_SOURCE INFORMATION_.
---*---

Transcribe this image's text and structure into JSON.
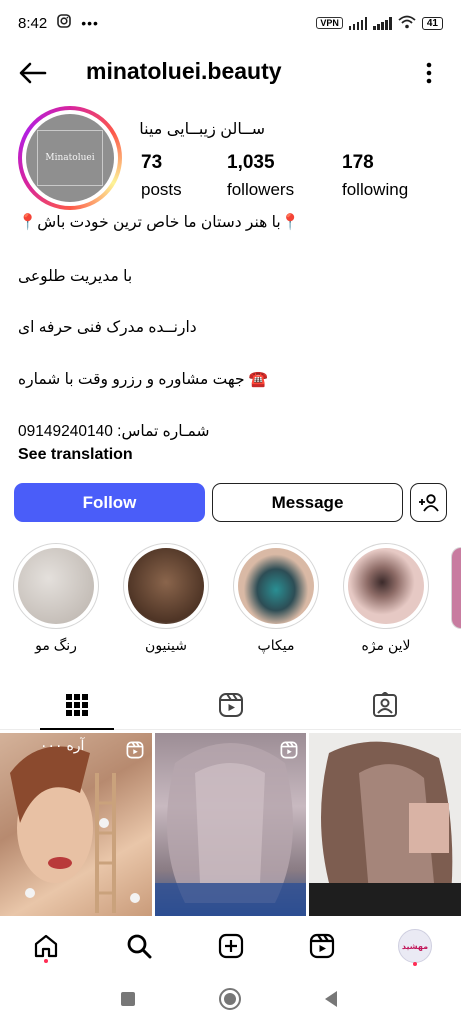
{
  "status_bar": {
    "time": "8:42",
    "vpn": "VPN",
    "battery": "41",
    "icons": [
      "instagram-icon",
      "more-dots-icon",
      "signal-icon",
      "signal-icon",
      "wifi-icon",
      "battery-icon"
    ]
  },
  "header": {
    "username": "minatoluei.beauty",
    "back_icon": "back-arrow-icon",
    "more_icon": "more-vertical-icon"
  },
  "profile": {
    "avatar_logo_text": "Minatoluei",
    "display_name": "ســالن زیبــایی مینا",
    "stats": [
      {
        "value": "73",
        "label": "posts"
      },
      {
        "value": "1,035",
        "label": "followers"
      },
      {
        "value": "178",
        "label": "following"
      }
    ],
    "bio": [
      "📍با هنر دستان ما خاص ترین خودت باش📍",
      "با مدیریت طلوعی",
      "دارنــده مدرک فنی حرفه ای",
      "☎️ جهت مشاوره و رزرو وقت با شماره",
      "شمـاره تماس: 09149240140"
    ],
    "see_translation": "See translation"
  },
  "actions": {
    "follow": "Follow",
    "message": "Message",
    "add_user_icon": "add-user-icon"
  },
  "highlights": [
    {
      "label": "رنگ مو",
      "color": "#c9c3bd"
    },
    {
      "label": "شینیون",
      "color": "#6b4a38"
    },
    {
      "label": "میکاپ",
      "color": "#3d6f75"
    },
    {
      "label": "لاین مژه",
      "color": "#d9b8b4"
    }
  ],
  "tabs": [
    "grid-icon",
    "reels-icon",
    "tagged-icon"
  ],
  "posts": [
    {
      "caption": "آره ٠٠٠",
      "type": "reel",
      "color": "#b9967a"
    },
    {
      "caption": "",
      "type": "reel",
      "color": "#a5939b"
    },
    {
      "caption": "",
      "type": "image",
      "color": "#8a7064"
    }
  ],
  "bottom_nav": [
    "home-icon",
    "search-icon",
    "new-post-icon",
    "reels-icon",
    "profile-avatar"
  ],
  "profile_avatar_text": "مهشید",
  "system_nav": [
    "recents-icon",
    "home-circle-icon",
    "back-triangle-icon"
  ]
}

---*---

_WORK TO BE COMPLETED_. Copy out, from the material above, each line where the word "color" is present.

_ANSWER SPACE_.
      "color": "#c9c3bd"
      "color": "#6b4a38"
      "color": "#3d6f75"
      "color": "#d9b8b4"
      "color": "#b9967a"
      "color": "#a5939b"
      "color": "#8a7064"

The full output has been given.